Component data from apps and pages:

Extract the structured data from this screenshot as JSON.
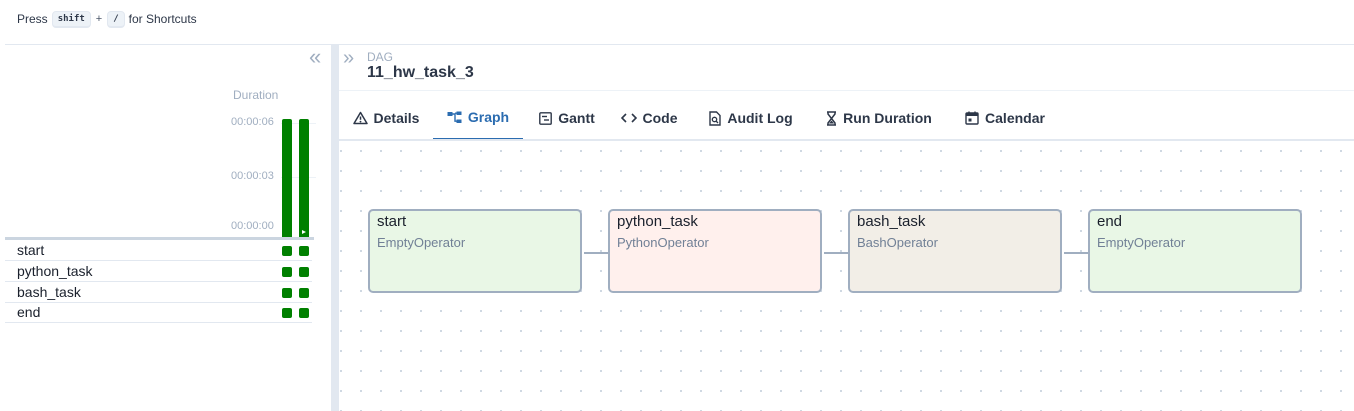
{
  "shortcuts": {
    "prefix": "Press",
    "key1": "shift",
    "plus": "+",
    "key2": "/",
    "suffix": "for Shortcuts"
  },
  "grid": {
    "duration_label": "Duration",
    "ticks": [
      "00:00:06",
      "00:00:03",
      "00:00:00"
    ],
    "bars": [
      {
        "duration_seconds": 6.6,
        "color": "#008000"
      },
      {
        "duration_seconds": 6.6,
        "color": "#008000",
        "selected": true
      }
    ],
    "tasks": [
      {
        "name": "start",
        "states": [
          "success",
          "success"
        ]
      },
      {
        "name": "python_task",
        "states": [
          "success",
          "success"
        ]
      },
      {
        "name": "bash_task",
        "states": [
          "success",
          "success"
        ]
      },
      {
        "name": "end",
        "states": [
          "success",
          "success"
        ]
      }
    ]
  },
  "header": {
    "label": "DAG",
    "dag_id": "11_hw_task_3"
  },
  "tabs": [
    {
      "label": "Details",
      "icon": "warning-triangle-icon"
    },
    {
      "label": "Graph",
      "icon": "graph-icon",
      "active": true
    },
    {
      "label": "Gantt",
      "icon": "gantt-icon"
    },
    {
      "label": "Code",
      "icon": "code-icon"
    },
    {
      "label": "Audit Log",
      "icon": "audit-log-icon"
    },
    {
      "label": "Run Duration",
      "icon": "hourglass-icon"
    },
    {
      "label": "Calendar",
      "icon": "calendar-icon"
    }
  ],
  "graph": {
    "nodes": [
      {
        "id": "start",
        "operator": "EmptyOperator",
        "color": "#e9f7e6"
      },
      {
        "id": "python_task",
        "operator": "PythonOperator",
        "color": "#fff0ed"
      },
      {
        "id": "bash_task",
        "operator": "BashOperator",
        "color": "#f2eee7"
      },
      {
        "id": "end",
        "operator": "EmptyOperator",
        "color": "#e9f7e6"
      }
    ]
  },
  "colors": {
    "success": "#008000",
    "accent": "#2b6cb0",
    "border": "#a0aec0"
  }
}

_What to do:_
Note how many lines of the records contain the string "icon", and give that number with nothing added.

_Task response:_
7